Identifying Infectious Contamination of Military Uniform in a Hospital Setting
Name: Gordon West
Organization: The Geneva Foundation
Performance Site: Tripler Army Medical Center
Year Published: 2016
Background: Annually, approximately 2 million nosocomial infections occur with approximately 90,000 patients dying as a result of these infections. Nurses may unintentionally carry bacteria on their attire. The Army uniform may play a role in nosocomial infections as the sleeves hamper adequate hand hygiene and the Velcro may stick to isolation gowns increasing the potential for self-contamination during removal. Finally, the frequency of laundering and methods used may be inadequate to adequately clean the uniform.
Research Question(s) or hypothesis (es):
- Compare the degree of bacterial contamination of the military uniform to surgical scrubs in nurses working in an inpatient setting.
- Compare the degree of bacterial contamination of the military uniform to surgical scrubs in nurses working in an outpatient setting.
- Describe the laundering practices of nurses who wear a military uniform to work.
- Describe and compare the hand hygiene practices of nurses who wear a military uniform to those who wear surgical scrubs.
Design: Cross over, randomized experimental method.
Sample: Military nurses providing direct patient care within Tripler Army Medical Center.

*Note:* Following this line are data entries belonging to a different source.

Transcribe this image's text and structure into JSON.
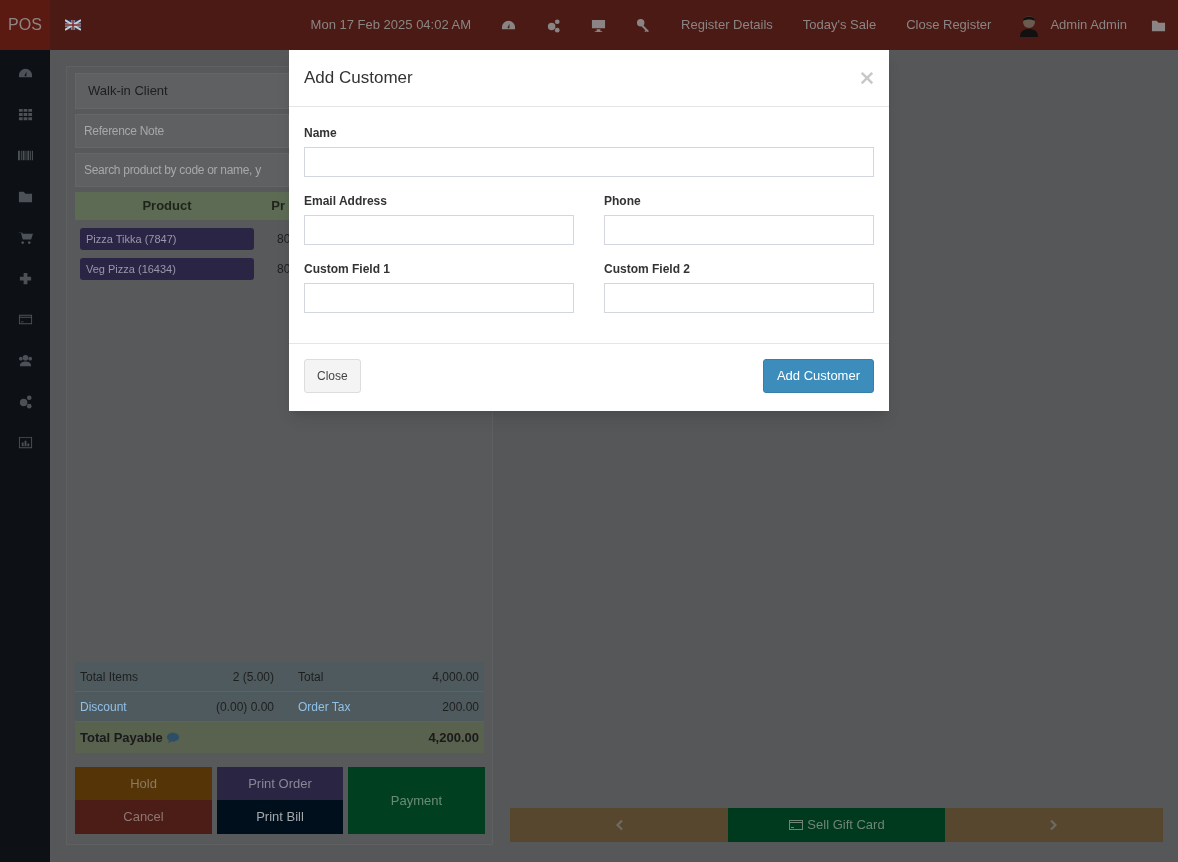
{
  "header": {
    "brand": "POS",
    "date": "Mon 17 Feb 2025 04:02 AM",
    "links": [
      "Register Details",
      "Today's Sale",
      "Close Register"
    ],
    "user": "Admin Admin"
  },
  "customer": {
    "value": "Walk-in Client"
  },
  "reference": {
    "placeholder": "Reference Note"
  },
  "search": {
    "placeholder": "Search product by code or name, y"
  },
  "table": {
    "columns": [
      "Product",
      "Pr"
    ],
    "rows": [
      {
        "product": "Pizza Tikka (7847)",
        "price": "80"
      },
      {
        "product": "Veg Pizza (16434)",
        "price": "80"
      }
    ]
  },
  "totals": [
    {
      "label": "Total Items",
      "value": "2 (5.00)",
      "label_2": "Total",
      "value_2": "4,000.00",
      "kind": "plain"
    },
    {
      "label": "Discount",
      "value": "(0.00) 0.00",
      "label_2": "Order Tax",
      "value_2": "200.00",
      "kind": "link"
    }
  ],
  "payable": {
    "label": "Total Payable",
    "value": "4,200.00"
  },
  "actions": [
    {
      "label": "Hold",
      "kind": "hold"
    },
    {
      "label": "Cancel",
      "kind": "cancel"
    },
    {
      "label": "Print Order",
      "kind": "order"
    },
    {
      "label": "Print Bill",
      "kind": "bill"
    },
    {
      "label": "Payment",
      "kind": "payment"
    }
  ],
  "bottom_bar": {
    "label": "Sell Gift Card"
  },
  "modal": {
    "title": "Add Customer",
    "fields": [
      {
        "label": "Name",
        "kind": "full"
      },
      {
        "label": "Email Address",
        "kind": "half"
      },
      {
        "label": "Phone",
        "kind": "half"
      },
      {
        "label": "Custom Field 1",
        "kind": "half"
      },
      {
        "label": "Custom Field 2",
        "kind": "half"
      }
    ],
    "close_button": "Close",
    "submit_button": "Add Customer"
  }
}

Method: A Wilcoxon rank-sum test will be used to assess differences in colony counts. Repeated measures conditional logistic regression analysis will be used to assess whether percent of positive MRSA/ VRE cultures differs between military uniforms and surgical scrubs. Descriptive statistics will summarize hand washing and laundering habits. A significance level of p < 0.05 will be used for all analyses.
This research will quantify the bacterial contamination of the military uniform compared to surgical scrubs. Nosocomial infections are militarily relevant as bacteria common within Iraq and Afghanistan have been identified in both patients returning from theater and in patients with no exposure to these countries. This highlights the role of cross-contamination related to nosocomial infections unique to military healthcare.